Demonstrator pens were first constructed for use as sales tools, i.e., generally made for salespersons or the retailer to show how the filling mechanisms (that were hidden from view inside the pen) worked. Some of the demonstrator pens were made from transparent or translucent materials while others, called “cutaway” pens, had a portion of the barrel removed or cut away/out to show the inner workings of the pen. The transparent/translucent demonstrators functioned properly; however, the cutaway pens did not (obviously). Neither type was intended for sale to the public although they are sought after by collectors today.
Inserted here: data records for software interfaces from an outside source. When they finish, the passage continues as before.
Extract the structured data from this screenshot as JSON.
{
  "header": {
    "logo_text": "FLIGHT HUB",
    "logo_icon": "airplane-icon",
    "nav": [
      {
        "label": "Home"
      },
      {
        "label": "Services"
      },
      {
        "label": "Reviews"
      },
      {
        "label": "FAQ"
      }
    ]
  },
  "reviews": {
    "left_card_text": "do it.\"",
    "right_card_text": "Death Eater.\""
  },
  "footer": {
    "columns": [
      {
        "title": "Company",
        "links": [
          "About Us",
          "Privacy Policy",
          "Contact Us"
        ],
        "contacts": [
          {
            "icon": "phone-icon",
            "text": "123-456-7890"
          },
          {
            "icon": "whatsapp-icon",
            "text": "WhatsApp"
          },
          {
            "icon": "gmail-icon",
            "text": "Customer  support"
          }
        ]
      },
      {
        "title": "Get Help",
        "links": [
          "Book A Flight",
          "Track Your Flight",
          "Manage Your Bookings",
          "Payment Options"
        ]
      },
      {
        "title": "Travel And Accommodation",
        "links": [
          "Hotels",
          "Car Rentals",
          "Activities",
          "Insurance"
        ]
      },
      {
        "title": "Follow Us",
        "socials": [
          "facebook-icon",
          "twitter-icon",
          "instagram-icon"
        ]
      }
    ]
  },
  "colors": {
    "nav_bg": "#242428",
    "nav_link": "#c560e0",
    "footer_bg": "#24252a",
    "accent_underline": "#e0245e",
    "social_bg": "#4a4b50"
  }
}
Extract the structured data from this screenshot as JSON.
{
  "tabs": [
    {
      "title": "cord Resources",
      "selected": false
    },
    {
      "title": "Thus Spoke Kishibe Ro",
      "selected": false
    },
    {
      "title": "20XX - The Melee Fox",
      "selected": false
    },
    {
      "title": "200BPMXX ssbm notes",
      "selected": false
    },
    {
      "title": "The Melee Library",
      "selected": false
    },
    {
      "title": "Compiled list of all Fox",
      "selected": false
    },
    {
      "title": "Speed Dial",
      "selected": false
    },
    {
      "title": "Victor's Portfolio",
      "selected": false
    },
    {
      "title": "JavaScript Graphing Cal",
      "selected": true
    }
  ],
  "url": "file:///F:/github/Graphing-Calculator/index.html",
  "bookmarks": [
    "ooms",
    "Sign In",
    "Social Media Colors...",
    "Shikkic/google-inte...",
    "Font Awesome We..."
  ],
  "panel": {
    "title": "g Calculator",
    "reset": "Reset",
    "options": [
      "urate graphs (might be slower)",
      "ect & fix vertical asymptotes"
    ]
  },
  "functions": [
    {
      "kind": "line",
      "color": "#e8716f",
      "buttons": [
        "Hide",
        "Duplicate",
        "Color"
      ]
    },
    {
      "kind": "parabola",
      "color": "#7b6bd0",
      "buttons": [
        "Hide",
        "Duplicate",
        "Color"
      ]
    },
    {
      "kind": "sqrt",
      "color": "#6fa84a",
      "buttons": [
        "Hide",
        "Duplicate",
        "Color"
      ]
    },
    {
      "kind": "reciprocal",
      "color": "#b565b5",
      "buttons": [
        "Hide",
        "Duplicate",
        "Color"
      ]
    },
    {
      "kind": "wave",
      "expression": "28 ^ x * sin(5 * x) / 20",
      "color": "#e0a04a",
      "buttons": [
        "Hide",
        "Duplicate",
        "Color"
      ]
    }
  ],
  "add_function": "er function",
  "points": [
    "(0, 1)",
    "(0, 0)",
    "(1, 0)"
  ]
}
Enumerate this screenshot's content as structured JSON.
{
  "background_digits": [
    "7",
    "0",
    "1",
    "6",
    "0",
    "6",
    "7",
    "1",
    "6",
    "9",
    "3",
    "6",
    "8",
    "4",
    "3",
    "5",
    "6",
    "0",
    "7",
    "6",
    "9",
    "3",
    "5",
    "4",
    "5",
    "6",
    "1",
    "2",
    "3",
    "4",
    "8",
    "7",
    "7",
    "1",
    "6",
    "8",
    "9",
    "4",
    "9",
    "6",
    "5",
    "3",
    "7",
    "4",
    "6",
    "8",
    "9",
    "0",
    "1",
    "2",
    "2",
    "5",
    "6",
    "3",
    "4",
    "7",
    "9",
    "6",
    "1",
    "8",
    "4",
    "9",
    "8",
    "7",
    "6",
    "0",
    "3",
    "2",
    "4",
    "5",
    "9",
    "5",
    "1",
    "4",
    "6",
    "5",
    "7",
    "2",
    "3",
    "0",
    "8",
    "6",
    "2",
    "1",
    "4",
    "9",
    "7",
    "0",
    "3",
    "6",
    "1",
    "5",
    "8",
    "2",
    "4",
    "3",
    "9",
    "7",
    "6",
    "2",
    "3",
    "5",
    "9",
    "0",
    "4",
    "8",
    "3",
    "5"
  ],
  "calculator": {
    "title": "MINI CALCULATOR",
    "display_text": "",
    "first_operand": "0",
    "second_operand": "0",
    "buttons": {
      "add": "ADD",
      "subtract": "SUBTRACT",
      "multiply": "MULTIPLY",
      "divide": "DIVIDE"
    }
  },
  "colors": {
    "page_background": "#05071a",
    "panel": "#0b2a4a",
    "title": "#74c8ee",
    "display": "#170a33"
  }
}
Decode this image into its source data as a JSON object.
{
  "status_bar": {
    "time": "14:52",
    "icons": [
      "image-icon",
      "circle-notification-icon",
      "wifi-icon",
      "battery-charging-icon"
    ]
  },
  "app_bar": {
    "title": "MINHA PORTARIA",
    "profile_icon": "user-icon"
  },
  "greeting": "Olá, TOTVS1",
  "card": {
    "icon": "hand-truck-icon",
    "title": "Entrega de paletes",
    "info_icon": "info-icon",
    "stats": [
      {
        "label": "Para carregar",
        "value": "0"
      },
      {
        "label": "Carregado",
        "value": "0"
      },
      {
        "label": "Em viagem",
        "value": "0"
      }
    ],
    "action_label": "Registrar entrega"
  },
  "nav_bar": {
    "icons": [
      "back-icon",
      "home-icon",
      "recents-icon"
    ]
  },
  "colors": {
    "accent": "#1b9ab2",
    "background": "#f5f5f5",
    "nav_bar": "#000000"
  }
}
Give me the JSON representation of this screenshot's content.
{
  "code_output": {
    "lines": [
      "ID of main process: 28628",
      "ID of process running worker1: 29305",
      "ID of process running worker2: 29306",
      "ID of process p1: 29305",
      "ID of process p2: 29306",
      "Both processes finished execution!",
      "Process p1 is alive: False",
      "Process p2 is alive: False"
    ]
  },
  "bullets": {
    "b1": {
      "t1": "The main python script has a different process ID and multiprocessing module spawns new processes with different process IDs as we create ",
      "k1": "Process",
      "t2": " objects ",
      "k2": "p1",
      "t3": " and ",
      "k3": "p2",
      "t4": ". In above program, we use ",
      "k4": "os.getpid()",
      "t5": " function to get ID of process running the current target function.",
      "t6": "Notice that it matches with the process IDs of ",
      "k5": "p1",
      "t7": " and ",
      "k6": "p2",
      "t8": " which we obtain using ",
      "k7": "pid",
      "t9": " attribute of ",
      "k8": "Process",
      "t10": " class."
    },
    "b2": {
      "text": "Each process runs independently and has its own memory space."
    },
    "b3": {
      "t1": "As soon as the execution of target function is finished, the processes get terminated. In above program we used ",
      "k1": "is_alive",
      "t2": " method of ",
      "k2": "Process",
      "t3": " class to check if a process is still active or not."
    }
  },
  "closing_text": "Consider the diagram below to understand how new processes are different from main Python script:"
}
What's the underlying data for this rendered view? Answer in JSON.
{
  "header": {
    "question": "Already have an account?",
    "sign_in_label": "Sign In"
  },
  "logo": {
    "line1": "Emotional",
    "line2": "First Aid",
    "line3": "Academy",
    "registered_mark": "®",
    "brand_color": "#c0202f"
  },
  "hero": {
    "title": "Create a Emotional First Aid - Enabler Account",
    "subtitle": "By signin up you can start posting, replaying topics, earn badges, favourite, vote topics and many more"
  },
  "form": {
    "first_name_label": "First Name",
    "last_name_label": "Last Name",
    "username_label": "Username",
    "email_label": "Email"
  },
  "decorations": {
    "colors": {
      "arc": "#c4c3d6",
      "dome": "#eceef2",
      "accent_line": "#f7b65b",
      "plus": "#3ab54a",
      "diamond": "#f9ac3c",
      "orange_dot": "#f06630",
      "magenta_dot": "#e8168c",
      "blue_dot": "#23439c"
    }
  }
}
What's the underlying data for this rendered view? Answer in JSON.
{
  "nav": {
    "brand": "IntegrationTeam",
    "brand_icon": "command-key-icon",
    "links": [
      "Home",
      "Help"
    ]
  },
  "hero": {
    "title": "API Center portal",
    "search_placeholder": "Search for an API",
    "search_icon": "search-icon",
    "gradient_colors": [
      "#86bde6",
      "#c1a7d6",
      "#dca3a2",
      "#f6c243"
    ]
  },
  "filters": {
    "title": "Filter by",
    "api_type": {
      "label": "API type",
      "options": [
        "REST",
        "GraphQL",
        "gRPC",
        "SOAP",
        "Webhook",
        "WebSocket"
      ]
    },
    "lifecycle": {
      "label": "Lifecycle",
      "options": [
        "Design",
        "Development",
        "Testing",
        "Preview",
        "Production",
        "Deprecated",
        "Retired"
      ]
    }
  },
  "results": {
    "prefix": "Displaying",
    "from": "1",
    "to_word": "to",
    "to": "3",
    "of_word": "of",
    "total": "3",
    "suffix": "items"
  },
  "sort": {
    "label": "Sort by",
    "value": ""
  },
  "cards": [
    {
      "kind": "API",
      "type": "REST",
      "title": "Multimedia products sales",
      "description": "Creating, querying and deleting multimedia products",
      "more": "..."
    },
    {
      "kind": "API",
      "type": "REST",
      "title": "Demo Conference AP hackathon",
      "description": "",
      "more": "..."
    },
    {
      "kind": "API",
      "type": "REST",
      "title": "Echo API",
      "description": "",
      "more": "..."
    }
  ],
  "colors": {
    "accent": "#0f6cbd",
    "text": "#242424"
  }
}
The popularity of demonstrator pens is such that they are made by almost every manufacturer in a variety of colours, in some cases, and price points, in others. People are attracted to these pens for many different reasons, for example, some writers like to be able to monitor the amount of ink left in their pen while others like how the transparent material of the pen changes colour every time a different colour ink is used – it’s like using a different pen. Of course, there are always those that enjoy the chance to watch and understand how their pen works.
The demonstrator fountain pens from a recent pen club meeting as shown in the above photo are, from left to right, as follows:
- Lamy Vista(clear);
- Namiki Custom 823 (clear);
- Omas Ogiva Vision in Guilloche (clear);
- Omas 360Vintage Limited Edition (blue);
- Levenger Pelikan M200 (clear)
- Pelikan M205 (light blue);
- Pelikan M800 Etchings (clear);
- Stipula Etruria Nuda Limited Edition (clear);
- Visconti Van Gogh Maxi Tortoise (amber); and
- Visconti Voyager Anniversary (clear).
We’d love to hear from you – do you like demonstrators? what demonstrators do you own? what is your favourite demonstrator, whether owned or wished for?